## Problem details
The answer should consist of each line below that contains the word "watchlist".
Data Block Start
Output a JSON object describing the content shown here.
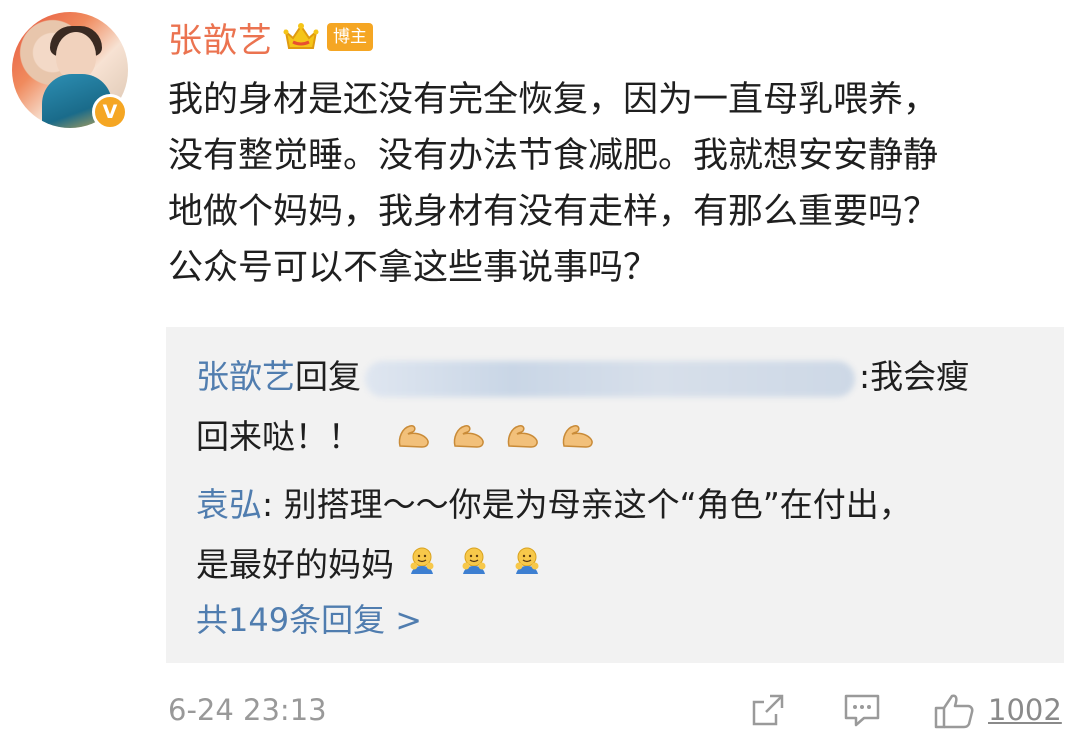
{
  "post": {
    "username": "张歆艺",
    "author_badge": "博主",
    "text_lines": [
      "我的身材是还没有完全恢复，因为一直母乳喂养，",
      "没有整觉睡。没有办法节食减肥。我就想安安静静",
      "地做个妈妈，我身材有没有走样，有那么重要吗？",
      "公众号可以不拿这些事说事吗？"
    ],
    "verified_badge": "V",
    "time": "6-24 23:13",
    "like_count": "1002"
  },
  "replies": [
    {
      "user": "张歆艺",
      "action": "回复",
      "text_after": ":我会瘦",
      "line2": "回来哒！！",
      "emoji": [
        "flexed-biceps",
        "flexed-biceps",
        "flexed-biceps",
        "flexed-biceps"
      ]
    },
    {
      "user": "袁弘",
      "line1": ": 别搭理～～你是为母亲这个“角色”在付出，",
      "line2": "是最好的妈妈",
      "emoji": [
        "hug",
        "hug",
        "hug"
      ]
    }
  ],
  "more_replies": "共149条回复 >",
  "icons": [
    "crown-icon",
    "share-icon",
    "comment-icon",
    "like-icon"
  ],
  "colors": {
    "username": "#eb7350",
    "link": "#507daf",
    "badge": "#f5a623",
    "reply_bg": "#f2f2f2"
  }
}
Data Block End
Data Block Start
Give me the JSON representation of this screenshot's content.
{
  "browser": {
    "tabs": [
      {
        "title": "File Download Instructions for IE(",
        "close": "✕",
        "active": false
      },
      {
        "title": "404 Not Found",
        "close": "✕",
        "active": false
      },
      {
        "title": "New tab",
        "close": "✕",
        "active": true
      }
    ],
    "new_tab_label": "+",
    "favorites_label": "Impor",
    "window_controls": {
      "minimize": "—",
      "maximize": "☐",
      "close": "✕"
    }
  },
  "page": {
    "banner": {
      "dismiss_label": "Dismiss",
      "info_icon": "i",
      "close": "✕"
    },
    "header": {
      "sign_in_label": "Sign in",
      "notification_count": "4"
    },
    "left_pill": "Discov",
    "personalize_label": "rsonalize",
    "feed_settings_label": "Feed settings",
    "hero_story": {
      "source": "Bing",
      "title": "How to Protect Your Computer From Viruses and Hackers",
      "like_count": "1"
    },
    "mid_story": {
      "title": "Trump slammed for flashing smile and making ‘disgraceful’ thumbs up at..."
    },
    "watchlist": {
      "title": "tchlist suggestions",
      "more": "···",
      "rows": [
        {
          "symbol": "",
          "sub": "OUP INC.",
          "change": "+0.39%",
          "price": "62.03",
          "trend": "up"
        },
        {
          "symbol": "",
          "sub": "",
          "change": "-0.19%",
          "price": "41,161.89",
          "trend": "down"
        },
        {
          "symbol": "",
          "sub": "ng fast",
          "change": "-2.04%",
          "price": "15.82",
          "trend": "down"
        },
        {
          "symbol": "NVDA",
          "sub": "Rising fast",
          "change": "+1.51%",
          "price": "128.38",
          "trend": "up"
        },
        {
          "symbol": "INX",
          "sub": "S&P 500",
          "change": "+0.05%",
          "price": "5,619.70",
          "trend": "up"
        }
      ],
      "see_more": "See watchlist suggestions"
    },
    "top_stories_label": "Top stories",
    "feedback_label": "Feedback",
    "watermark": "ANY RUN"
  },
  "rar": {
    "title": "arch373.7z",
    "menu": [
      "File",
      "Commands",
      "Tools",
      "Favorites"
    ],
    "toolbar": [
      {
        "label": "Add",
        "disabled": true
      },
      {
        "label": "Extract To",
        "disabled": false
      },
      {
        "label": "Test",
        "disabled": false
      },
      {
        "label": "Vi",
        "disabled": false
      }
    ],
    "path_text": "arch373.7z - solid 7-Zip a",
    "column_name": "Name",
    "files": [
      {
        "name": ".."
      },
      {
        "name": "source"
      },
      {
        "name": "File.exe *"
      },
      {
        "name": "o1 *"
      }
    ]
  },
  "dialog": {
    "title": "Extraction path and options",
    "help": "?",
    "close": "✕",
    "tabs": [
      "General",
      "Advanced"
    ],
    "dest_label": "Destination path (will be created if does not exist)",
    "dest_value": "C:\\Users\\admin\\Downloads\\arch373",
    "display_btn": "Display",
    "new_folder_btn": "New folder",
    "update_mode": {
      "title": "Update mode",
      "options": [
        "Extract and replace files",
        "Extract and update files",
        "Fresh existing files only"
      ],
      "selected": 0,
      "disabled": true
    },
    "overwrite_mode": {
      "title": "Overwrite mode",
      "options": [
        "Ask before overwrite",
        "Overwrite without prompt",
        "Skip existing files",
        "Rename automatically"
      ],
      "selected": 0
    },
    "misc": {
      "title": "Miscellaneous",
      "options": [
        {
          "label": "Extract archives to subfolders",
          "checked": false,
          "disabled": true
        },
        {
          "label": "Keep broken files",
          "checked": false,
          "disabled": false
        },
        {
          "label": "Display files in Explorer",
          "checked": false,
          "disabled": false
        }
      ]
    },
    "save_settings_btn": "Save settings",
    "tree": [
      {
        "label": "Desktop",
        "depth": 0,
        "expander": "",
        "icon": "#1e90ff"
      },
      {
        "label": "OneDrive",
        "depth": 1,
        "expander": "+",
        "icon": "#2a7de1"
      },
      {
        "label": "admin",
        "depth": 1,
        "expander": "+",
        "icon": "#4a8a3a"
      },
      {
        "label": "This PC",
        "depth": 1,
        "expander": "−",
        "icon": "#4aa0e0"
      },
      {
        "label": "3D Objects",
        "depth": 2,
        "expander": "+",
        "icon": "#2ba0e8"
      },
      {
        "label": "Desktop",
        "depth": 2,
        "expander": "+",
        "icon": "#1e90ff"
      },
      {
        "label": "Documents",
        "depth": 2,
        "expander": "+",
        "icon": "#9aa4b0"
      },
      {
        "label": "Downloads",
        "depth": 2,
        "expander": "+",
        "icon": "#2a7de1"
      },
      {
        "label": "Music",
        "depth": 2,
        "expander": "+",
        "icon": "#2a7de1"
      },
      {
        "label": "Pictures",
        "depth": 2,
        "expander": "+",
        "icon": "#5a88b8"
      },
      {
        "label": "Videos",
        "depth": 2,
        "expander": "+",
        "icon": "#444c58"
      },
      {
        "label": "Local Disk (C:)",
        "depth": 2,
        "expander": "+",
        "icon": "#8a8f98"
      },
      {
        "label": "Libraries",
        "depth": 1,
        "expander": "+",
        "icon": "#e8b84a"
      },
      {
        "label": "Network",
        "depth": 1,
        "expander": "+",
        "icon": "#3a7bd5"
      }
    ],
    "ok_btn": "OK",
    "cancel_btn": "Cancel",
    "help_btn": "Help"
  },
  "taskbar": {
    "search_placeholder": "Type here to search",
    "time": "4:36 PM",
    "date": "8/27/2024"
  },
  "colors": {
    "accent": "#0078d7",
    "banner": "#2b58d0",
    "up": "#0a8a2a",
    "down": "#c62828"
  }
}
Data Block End
## Task solution
    "watchlist": {
      "see_more": "See watchlist suggestions"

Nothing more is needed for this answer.